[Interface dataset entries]
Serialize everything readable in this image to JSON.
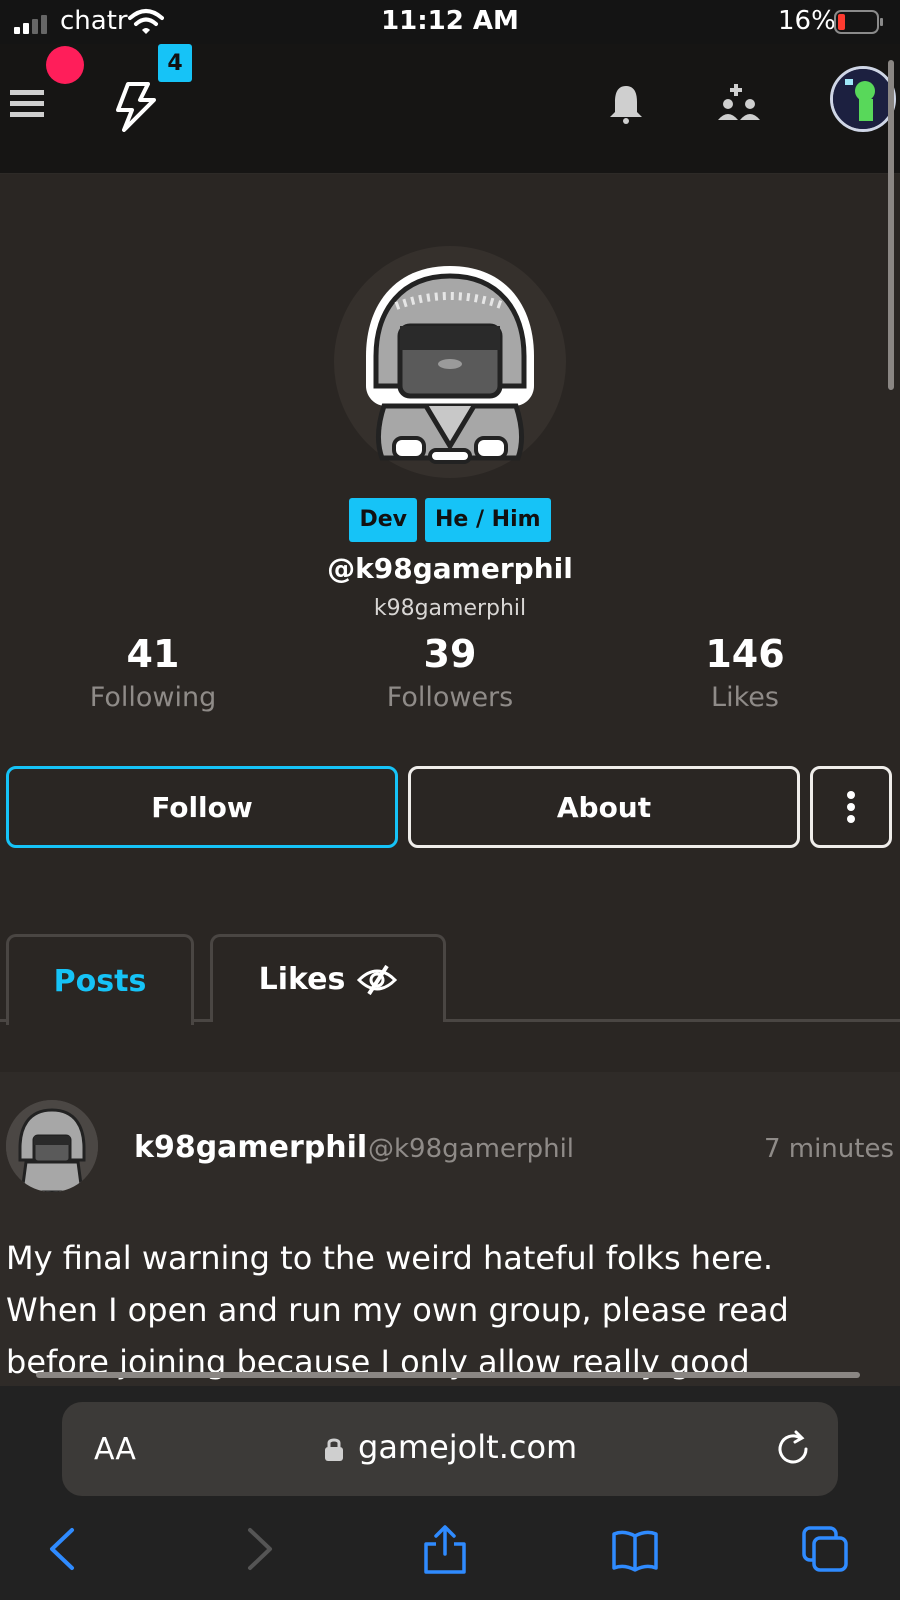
{
  "status_bar": {
    "carrier": "chatr",
    "time": "11:12 AM",
    "battery": "16%"
  },
  "header": {
    "notification_count": "4"
  },
  "profile": {
    "tags": [
      "Dev",
      "He / Him"
    ],
    "display_name": "@k98gamerphil",
    "username": "k98gamerphil",
    "stats": [
      {
        "value": "41",
        "label": "Following"
      },
      {
        "value": "39",
        "label": "Followers"
      },
      {
        "value": "146",
        "label": "Likes"
      }
    ],
    "follow_label": "Follow",
    "about_label": "About"
  },
  "tabs": {
    "posts": "Posts",
    "likes": "Likes"
  },
  "post": {
    "name": "k98gamerphil",
    "handle": "@k98gamerphil",
    "time": "7 minutes",
    "lines": [
      "My final warning to the weird hateful folks here.",
      "When I open and run my own group, please read",
      "before joining because I only allow really good"
    ]
  },
  "browser": {
    "aa": "AA",
    "url": "gamejolt.com"
  },
  "colors": {
    "accent": "#16c3f7",
    "background": "#2a2623",
    "record": "#ff1e5a"
  },
  "icons": [
    "menu-icon",
    "bolt-icon",
    "bell-icon",
    "friends-icon",
    "more-icon",
    "hidden-eye-icon",
    "lock-icon",
    "reload-icon",
    "back-icon",
    "forward-icon",
    "share-icon",
    "bookmarks-icon",
    "tabs-icon"
  ]
}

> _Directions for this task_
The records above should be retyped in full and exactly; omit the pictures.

> _Answer below_
Serialize everything readable in this image to JSON.
{
  "status_bar": {
    "carrier": "chatr",
    "time": "11:12 AM",
    "battery": "16%"
  },
  "header": {
    "notification_count": "4"
  },
  "profile": {
    "tags": [
      "Dev",
      "He / Him"
    ],
    "display_name": "@k98gamerphil",
    "username": "k98gamerphil",
    "stats": [
      {
        "value": "41",
        "label": "Following"
      },
      {
        "value": "39",
        "label": "Followers"
      },
      {
        "value": "146",
        "label": "Likes"
      }
    ],
    "follow_label": "Follow",
    "about_label": "About"
  },
  "tabs": {
    "posts": "Posts",
    "likes": "Likes"
  },
  "post": {
    "name": "k98gamerphil",
    "handle": "@k98gamerphil",
    "time": "7 minutes",
    "lines": [
      "My final warning to the weird hateful folks here.",
      "When I open and run my own group, please read",
      "before joining because I only allow really good"
    ]
  },
  "browser": {
    "aa": "AA",
    "url": "gamejolt.com"
  },
  "colors": {
    "accent": "#16c3f7",
    "background": "#2a2623",
    "record": "#ff1e5a"
  },
  "icons": [
    "menu-icon",
    "bolt-icon",
    "bell-icon",
    "friends-icon",
    "more-icon",
    "hidden-eye-icon",
    "lock-icon",
    "reload-icon",
    "back-icon",
    "forward-icon",
    "share-icon",
    "bookmarks-icon",
    "tabs-icon"
  ]
}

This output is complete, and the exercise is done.